Cypress Hill are railing against the state of modern hip-hop. “In a world where this particular musical genre has tossed substance out the fucking window, there are those of us that strive to still make something that says something,” says B-Real, who’s spent three decades doing just that as the frontman of these Californian hip-hop giants. “You have all this s*** out there that’s talking about what you have and what you want in terms of materialistic things. For us, we’ve always felt compelled to talk about the realities of life. That’s where we come from, from that first Cypress Hill album all the way down the line.”
Some would say they’ve earned the right to be hyper-critical.
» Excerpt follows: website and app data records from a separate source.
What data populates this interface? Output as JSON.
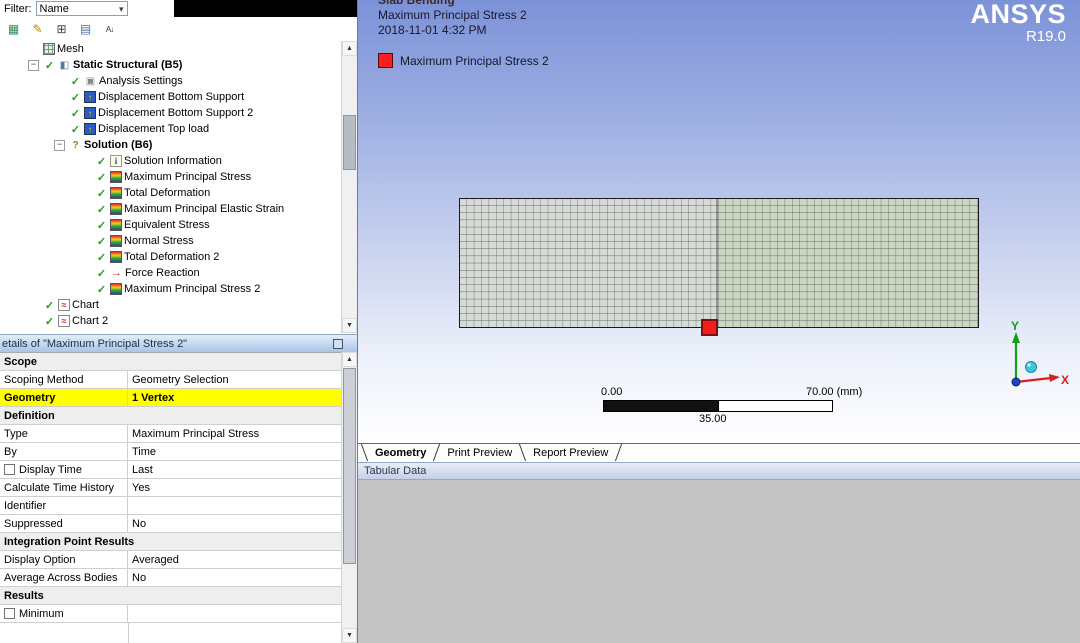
{
  "outline": {
    "filter_label": "Filter:",
    "filter_value": "Name",
    "toolbar": [
      {
        "name": "worksheet-icon"
      },
      {
        "name": "edit-icon"
      },
      {
        "name": "expand-all-icon"
      },
      {
        "name": "figures-icon"
      },
      {
        "name": "sort-icon"
      }
    ]
  },
  "tree": {
    "items": [
      {
        "label": "Mesh",
        "level": 1,
        "icon": "mesh",
        "status": null,
        "expander": null,
        "bold": false
      },
      {
        "label": "Static Structural (B5)",
        "level": 1,
        "icon": "system",
        "status": "check",
        "expander": "minus",
        "bold": true
      },
      {
        "label": "Analysis Settings",
        "level": 2,
        "icon": "settings",
        "status": "check",
        "expander": null,
        "bold": false
      },
      {
        "label": "Displacement Bottom Support",
        "level": 2,
        "icon": "displacement",
        "status": "check",
        "expander": null,
        "bold": false
      },
      {
        "label": "Displacement Bottom Support 2",
        "level": 2,
        "icon": "displacement",
        "status": "check",
        "expander": null,
        "bold": false
      },
      {
        "label": "Displacement Top load",
        "level": 2,
        "icon": "displacement",
        "status": "check",
        "expander": null,
        "bold": false
      },
      {
        "label": "Solution (B6)",
        "level": 2,
        "icon": null,
        "status": "question",
        "expander": "minus",
        "bold": true
      },
      {
        "label": "Solution Information",
        "level": 3,
        "icon": "info",
        "status": "check",
        "expander": null,
        "bold": false
      },
      {
        "label": "Maximum Principal Stress",
        "level": 3,
        "icon": "result",
        "status": "check",
        "expander": null,
        "bold": false
      },
      {
        "label": "Total Deformation",
        "level": 3,
        "icon": "result",
        "status": "check",
        "expander": null,
        "bold": false
      },
      {
        "label": "Maximum Principal Elastic Strain",
        "level": 3,
        "icon": "result",
        "status": "check",
        "expander": null,
        "bold": false
      },
      {
        "label": "Equivalent Stress",
        "level": 3,
        "icon": "result",
        "status": "check",
        "expander": null,
        "bold": false
      },
      {
        "label": "Normal Stress",
        "level": 3,
        "icon": "result",
        "status": "check",
        "expander": null,
        "bold": false
      },
      {
        "label": "Total Deformation 2",
        "level": 3,
        "icon": "result",
        "status": "check",
        "expander": null,
        "bold": false
      },
      {
        "label": "Force Reaction",
        "level": 3,
        "icon": "probe",
        "status": "check",
        "expander": null,
        "bold": false
      },
      {
        "label": "Maximum Principal Stress 2",
        "level": 3,
        "icon": "result",
        "status": "check",
        "expander": null,
        "bold": false
      },
      {
        "label": "Chart",
        "level": 1,
        "icon": "chart",
        "status": "check",
        "expander": null,
        "bold": false
      },
      {
        "label": "Chart 2",
        "level": 1,
        "icon": "chart",
        "status": "check",
        "expander": null,
        "bold": false
      }
    ]
  },
  "details": {
    "title": "etails of \"Maximum Principal Stress 2\"",
    "highlight_color": "#ffff00",
    "rows": [
      {
        "type": "section",
        "label": "Scope"
      },
      {
        "type": "pair",
        "label": "Scoping Method",
        "value": "Geometry Selection"
      },
      {
        "type": "pair",
        "label": "Geometry",
        "value": "1 Vertex",
        "highlight": true
      },
      {
        "type": "section",
        "label": "Definition"
      },
      {
        "type": "pair",
        "label": "Type",
        "value": "Maximum Principal Stress"
      },
      {
        "type": "pair",
        "label": "By",
        "value": "Time"
      },
      {
        "type": "pair",
        "label": "Display Time",
        "value": "Last",
        "checkbox": true
      },
      {
        "type": "pair",
        "label": "Calculate Time History",
        "value": "Yes"
      },
      {
        "type": "pair",
        "label": "Identifier",
        "value": ""
      },
      {
        "type": "pair",
        "label": "Suppressed",
        "value": "No"
      },
      {
        "type": "section",
        "label": "Integration Point Results"
      },
      {
        "type": "pair",
        "label": "Display Option",
        "value": "Averaged"
      },
      {
        "type": "pair",
        "label": "Average Across Bodies",
        "value": "No"
      },
      {
        "type": "section",
        "label": "Results"
      },
      {
        "type": "pair",
        "label": "Minimum",
        "value": "",
        "checkbox": true
      }
    ]
  },
  "viewport": {
    "annotation_lines": [
      "Slab Bending",
      "Maximum Principal Stress 2",
      "2018-11-01 4:32 PM"
    ],
    "legend": {
      "label": "Maximum Principal Stress 2",
      "color": "#fa1e1e"
    },
    "brand": {
      "name": "ANSYS",
      "version": "R19.0"
    },
    "scale_bar": {
      "min": "0.00",
      "max": "70.00 (mm)",
      "mid": "35.00"
    },
    "triad": {
      "x_label": "X",
      "y_label": "Y"
    }
  },
  "view_tabs": {
    "items": [
      {
        "label": "Geometry",
        "active": true
      },
      {
        "label": "Print Preview",
        "active": false
      },
      {
        "label": "Report Preview",
        "active": false
      }
    ]
  },
  "tabular": {
    "title": "Tabular Data"
  }
}
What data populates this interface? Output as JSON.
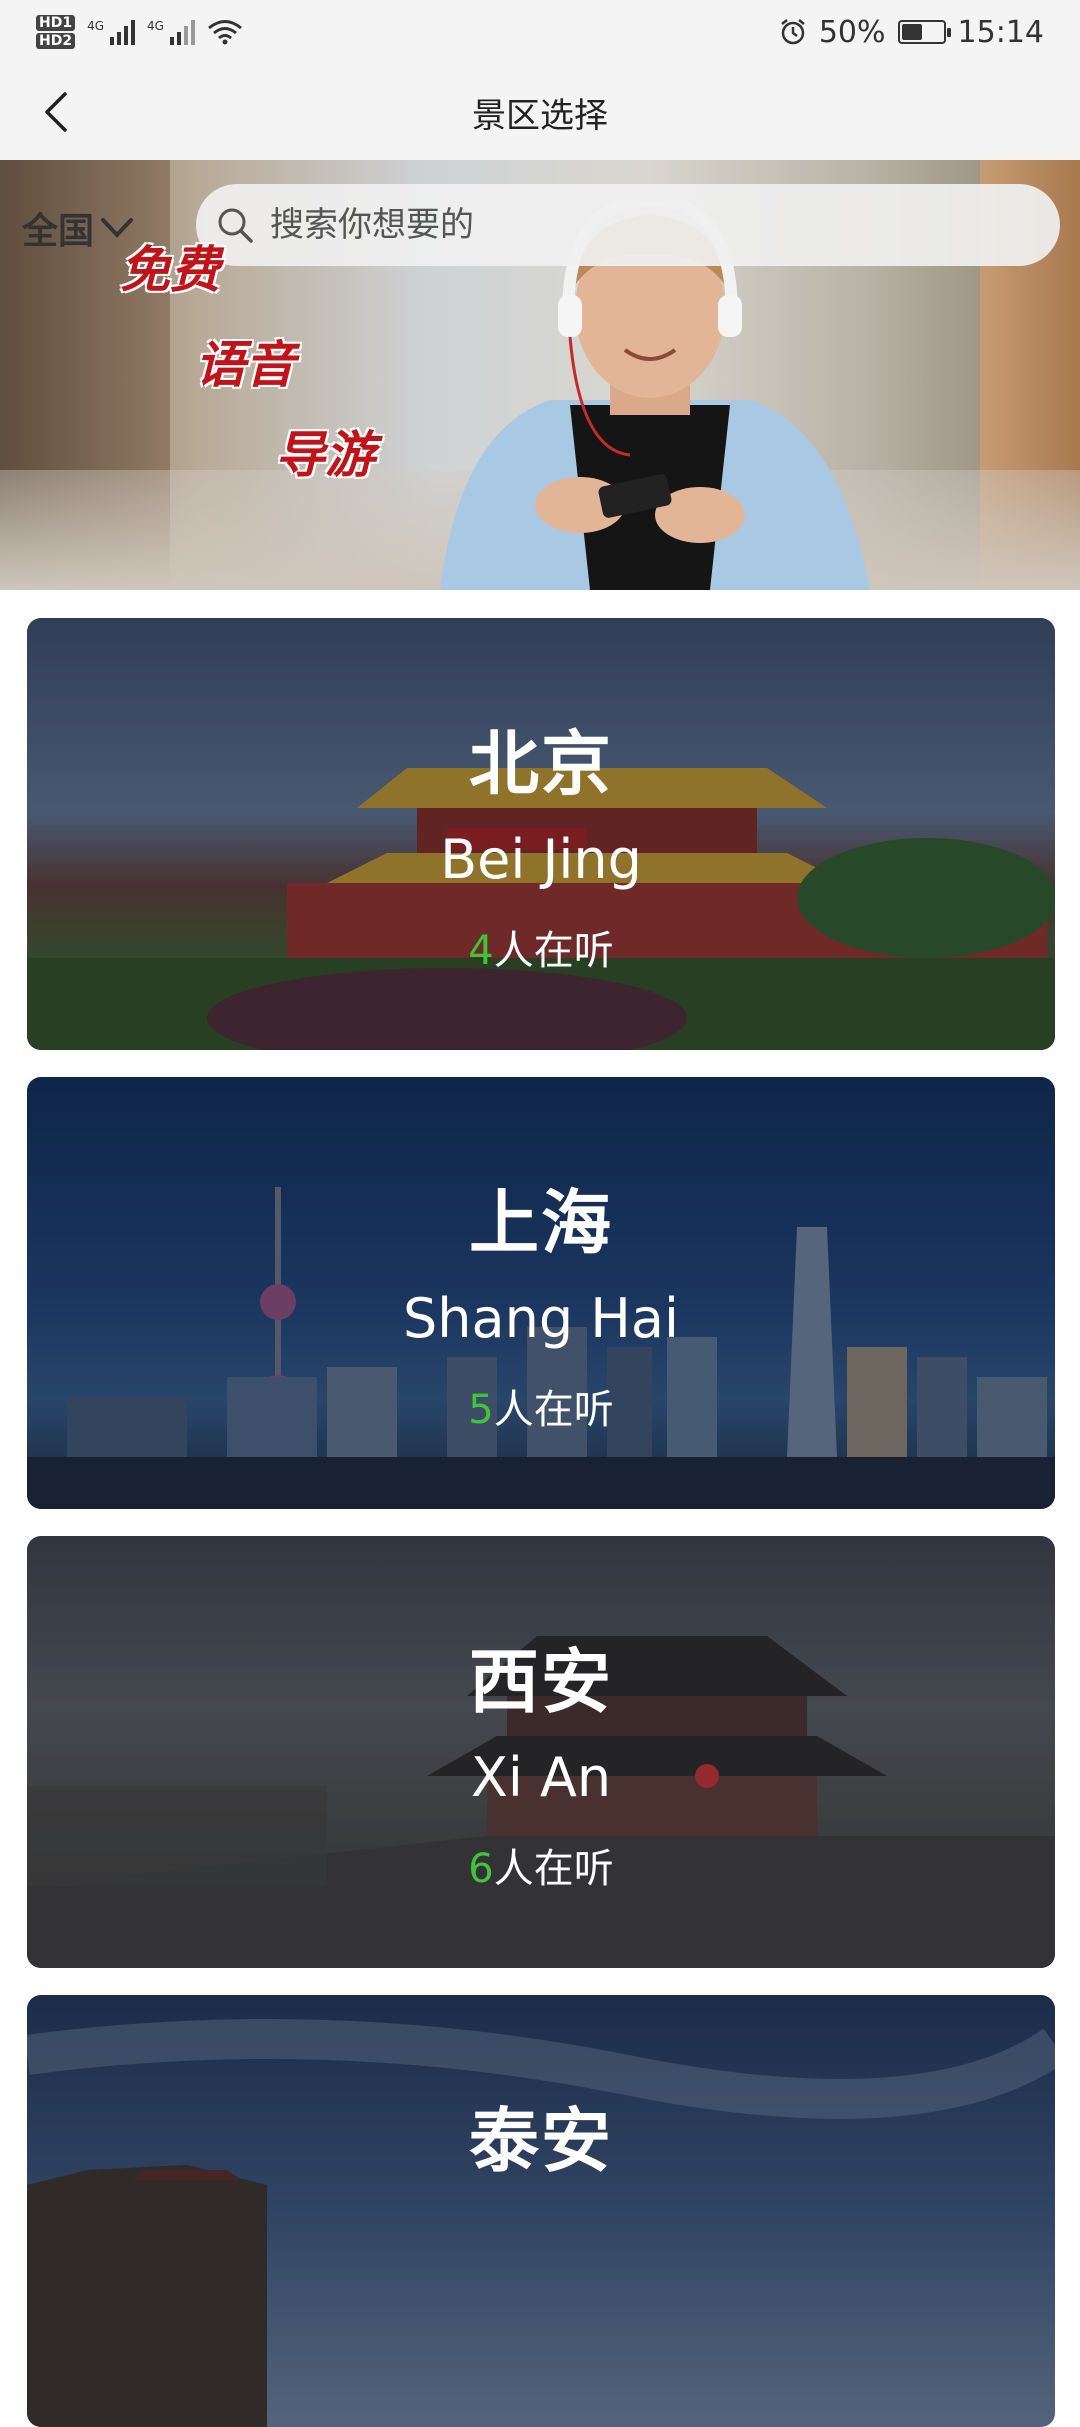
{
  "status_bar": {
    "hd1": "HD1",
    "hd2": "HD2",
    "net1": "4G",
    "net2": "4G",
    "battery": "50%",
    "battery_level": 0.5,
    "time": "15:14"
  },
  "nav": {
    "title": "景区选择"
  },
  "banner": {
    "region": "全国",
    "search_placeholder": "搜索你想要的",
    "promo": [
      "免费",
      "语音",
      "导游"
    ]
  },
  "cities": [
    {
      "name_cn": "北京",
      "name_en": "Bei Jing",
      "count": "4",
      "listen_suffix": "人在听"
    },
    {
      "name_cn": "上海",
      "name_en": "Shang Hai",
      "count": "5",
      "listen_suffix": "人在听"
    },
    {
      "name_cn": "西安",
      "name_en": "Xi An",
      "count": "6",
      "listen_suffix": "人在听"
    },
    {
      "name_cn": "泰安",
      "name_en": "",
      "count": "",
      "listen_suffix": ""
    }
  ],
  "colors": {
    "listen_count": "#3fc43a",
    "promo_red": "#c0141a"
  }
}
Blending funk and hard rock-inflected rap with incendiary lyrics about the horrors of gang violence and the benefits of marijuana, the three-piece are one of the biggest hip-hop bands of all time, selling more than 20 million albums since they formed in 1988.